Please return every line from the entries that has the string "Unhealthy" in it.

---- TASK DATA

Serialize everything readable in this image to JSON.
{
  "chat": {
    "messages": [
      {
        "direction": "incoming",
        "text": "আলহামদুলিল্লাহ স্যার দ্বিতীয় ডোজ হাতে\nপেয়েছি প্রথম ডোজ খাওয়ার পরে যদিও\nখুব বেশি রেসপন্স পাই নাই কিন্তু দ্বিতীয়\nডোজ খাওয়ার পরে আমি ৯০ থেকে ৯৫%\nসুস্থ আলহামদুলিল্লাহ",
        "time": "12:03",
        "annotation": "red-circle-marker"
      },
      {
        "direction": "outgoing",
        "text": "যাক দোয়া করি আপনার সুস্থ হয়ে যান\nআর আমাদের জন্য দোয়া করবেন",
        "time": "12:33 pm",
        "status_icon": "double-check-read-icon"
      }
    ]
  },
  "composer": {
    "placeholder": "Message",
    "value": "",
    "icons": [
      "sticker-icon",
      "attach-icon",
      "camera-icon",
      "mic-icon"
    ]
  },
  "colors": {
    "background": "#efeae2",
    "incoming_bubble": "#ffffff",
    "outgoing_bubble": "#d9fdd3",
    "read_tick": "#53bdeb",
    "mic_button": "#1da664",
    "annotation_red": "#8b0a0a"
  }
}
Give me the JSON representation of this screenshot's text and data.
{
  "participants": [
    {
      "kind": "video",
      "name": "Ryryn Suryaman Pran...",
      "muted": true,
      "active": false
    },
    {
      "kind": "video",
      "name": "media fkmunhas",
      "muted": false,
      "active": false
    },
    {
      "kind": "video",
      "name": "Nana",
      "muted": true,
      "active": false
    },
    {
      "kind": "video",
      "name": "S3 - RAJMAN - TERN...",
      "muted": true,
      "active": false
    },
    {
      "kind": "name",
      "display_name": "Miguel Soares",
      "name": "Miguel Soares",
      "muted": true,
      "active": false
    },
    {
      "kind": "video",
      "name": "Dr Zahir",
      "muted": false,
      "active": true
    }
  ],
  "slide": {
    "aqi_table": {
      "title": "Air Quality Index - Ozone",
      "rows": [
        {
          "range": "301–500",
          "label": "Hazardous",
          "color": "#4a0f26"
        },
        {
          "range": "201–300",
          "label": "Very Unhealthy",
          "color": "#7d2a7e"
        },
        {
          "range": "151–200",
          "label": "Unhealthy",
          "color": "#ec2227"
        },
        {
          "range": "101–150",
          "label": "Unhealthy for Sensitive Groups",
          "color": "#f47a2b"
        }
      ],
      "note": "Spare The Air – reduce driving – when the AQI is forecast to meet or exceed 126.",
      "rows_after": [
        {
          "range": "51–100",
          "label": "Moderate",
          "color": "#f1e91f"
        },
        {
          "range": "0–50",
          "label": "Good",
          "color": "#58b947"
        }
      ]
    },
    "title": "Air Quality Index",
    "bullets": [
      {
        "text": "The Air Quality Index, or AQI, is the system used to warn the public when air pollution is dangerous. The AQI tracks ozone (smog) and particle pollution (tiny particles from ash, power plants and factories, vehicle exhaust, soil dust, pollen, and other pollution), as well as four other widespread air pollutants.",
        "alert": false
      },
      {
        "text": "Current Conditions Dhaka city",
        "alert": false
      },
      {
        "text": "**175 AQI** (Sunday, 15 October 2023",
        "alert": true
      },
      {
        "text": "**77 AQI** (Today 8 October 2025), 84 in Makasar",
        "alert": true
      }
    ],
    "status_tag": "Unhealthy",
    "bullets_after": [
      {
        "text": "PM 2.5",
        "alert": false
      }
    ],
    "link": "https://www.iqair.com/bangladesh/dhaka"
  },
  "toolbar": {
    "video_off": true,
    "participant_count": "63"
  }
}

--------

(WRITTEN SOLUTION):
          "label": "Very Unhealthy",
          "label": "Unhealthy",
          "label": "Unhealthy for Sensitive Groups",
    "status_tag": "Unhealthy",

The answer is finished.